EXERCISE — Count lines holding the string "chỉnh" in the data that follows. Reply with one number only.

DATASET RECORDS —
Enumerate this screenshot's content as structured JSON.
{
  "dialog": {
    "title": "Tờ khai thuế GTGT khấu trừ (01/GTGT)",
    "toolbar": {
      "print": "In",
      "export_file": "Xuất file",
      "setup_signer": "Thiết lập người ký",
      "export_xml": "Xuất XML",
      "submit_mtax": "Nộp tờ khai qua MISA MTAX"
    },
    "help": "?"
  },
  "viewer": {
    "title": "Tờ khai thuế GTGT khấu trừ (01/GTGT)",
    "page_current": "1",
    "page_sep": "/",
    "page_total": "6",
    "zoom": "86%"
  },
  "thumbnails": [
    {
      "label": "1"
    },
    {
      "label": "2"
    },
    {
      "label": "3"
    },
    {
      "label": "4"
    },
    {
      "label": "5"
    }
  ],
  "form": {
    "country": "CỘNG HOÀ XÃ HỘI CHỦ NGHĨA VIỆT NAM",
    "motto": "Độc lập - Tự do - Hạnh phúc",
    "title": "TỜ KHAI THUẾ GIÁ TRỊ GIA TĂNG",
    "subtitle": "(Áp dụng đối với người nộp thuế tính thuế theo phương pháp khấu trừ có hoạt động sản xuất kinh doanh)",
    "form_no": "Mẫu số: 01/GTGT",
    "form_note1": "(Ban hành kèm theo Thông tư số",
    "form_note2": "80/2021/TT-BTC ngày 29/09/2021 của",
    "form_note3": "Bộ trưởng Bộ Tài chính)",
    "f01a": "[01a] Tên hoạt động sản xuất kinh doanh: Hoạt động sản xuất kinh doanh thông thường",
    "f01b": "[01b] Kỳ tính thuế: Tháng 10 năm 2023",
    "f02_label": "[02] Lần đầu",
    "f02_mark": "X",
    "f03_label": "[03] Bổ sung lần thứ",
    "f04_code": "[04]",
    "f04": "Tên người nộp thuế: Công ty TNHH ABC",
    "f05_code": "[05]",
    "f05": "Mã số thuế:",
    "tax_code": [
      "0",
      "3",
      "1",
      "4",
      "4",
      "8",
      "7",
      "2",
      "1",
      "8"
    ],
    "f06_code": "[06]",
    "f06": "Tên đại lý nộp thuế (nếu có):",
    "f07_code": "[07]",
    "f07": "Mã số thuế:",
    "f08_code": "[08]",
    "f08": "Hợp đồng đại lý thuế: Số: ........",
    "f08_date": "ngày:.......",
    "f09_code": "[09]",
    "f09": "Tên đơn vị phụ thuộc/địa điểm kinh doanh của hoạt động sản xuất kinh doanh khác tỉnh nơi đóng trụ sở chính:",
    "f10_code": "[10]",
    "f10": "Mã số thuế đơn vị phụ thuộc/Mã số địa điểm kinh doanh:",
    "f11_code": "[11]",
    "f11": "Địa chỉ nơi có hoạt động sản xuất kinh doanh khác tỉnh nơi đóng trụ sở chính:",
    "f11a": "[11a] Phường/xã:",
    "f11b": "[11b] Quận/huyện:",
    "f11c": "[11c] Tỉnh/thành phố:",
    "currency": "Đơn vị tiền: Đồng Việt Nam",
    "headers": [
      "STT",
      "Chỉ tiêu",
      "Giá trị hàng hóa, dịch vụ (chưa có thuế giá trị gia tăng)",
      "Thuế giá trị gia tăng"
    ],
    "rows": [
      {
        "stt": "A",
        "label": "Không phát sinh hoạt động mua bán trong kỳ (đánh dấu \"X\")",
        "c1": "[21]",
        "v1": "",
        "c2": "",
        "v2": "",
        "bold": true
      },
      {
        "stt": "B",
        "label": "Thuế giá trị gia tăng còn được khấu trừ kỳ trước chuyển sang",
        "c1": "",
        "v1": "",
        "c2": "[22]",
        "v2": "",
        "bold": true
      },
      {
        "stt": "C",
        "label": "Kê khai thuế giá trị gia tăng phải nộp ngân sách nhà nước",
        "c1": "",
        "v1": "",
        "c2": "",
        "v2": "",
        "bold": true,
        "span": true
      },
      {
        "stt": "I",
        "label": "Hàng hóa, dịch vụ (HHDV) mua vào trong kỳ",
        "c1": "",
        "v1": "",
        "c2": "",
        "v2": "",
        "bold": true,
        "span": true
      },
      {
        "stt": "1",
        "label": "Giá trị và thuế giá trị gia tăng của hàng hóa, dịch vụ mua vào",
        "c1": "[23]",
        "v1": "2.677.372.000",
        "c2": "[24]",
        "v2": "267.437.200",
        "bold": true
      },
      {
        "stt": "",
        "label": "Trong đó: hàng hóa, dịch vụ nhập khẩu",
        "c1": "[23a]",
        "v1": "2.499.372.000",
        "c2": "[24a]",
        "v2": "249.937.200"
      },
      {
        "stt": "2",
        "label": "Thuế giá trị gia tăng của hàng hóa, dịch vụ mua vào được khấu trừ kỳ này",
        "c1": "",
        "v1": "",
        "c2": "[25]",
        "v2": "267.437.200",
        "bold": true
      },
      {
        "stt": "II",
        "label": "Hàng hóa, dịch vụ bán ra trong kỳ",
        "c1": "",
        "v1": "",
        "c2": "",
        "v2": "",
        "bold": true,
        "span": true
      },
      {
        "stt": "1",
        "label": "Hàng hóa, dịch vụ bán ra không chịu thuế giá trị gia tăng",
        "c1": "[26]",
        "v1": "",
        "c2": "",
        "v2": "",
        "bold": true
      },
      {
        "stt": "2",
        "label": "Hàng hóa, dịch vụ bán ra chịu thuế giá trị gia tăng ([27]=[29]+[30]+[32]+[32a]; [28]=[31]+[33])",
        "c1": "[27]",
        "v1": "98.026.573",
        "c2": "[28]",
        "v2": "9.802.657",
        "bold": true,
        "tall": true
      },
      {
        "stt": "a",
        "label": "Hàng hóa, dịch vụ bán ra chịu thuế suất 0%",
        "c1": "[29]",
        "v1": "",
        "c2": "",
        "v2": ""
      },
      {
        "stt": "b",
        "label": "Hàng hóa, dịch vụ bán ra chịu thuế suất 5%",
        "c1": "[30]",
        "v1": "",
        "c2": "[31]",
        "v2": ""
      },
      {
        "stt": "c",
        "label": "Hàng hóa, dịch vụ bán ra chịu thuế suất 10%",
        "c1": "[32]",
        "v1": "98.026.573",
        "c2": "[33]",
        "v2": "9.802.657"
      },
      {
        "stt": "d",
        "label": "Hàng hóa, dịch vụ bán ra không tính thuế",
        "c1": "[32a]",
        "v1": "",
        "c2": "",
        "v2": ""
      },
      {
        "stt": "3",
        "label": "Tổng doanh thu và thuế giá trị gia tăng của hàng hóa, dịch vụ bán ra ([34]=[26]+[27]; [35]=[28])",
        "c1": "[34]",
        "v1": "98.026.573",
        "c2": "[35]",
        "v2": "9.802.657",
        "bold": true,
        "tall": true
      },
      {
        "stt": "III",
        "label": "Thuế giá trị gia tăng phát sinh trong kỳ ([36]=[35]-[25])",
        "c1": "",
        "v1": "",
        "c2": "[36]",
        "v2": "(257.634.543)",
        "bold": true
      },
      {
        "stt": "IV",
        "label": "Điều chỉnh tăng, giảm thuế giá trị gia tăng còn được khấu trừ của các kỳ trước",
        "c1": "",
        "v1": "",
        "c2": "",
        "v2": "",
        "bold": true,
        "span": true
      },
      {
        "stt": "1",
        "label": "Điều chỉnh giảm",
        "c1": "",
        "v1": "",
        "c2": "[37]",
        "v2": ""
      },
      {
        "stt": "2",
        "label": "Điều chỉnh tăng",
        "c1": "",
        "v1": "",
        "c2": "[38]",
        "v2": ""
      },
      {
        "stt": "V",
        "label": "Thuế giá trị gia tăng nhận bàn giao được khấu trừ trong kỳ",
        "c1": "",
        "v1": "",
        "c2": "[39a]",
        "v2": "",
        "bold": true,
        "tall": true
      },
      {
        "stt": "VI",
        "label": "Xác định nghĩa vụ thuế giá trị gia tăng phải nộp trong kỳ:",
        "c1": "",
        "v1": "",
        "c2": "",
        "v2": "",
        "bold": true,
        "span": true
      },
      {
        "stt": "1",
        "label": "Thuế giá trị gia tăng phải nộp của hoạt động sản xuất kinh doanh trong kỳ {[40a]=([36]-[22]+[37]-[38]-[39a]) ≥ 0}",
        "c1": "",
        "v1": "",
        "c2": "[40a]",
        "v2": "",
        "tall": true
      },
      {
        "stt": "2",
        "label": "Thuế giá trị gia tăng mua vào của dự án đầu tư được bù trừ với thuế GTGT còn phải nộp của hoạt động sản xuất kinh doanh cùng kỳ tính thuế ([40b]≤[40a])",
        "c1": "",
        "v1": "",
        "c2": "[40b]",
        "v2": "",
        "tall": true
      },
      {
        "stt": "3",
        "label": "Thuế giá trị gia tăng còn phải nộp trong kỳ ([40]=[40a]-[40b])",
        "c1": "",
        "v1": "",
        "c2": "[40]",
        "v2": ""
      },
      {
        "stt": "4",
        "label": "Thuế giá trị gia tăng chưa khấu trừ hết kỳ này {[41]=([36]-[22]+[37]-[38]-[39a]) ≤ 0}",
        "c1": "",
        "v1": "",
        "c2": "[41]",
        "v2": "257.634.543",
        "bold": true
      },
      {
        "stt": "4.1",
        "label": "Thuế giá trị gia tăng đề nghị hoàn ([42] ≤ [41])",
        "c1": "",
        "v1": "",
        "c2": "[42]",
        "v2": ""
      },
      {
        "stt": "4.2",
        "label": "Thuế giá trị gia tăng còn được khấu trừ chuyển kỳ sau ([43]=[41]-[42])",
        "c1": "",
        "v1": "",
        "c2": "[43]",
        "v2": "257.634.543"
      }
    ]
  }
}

EXPECTED ANSWER — 3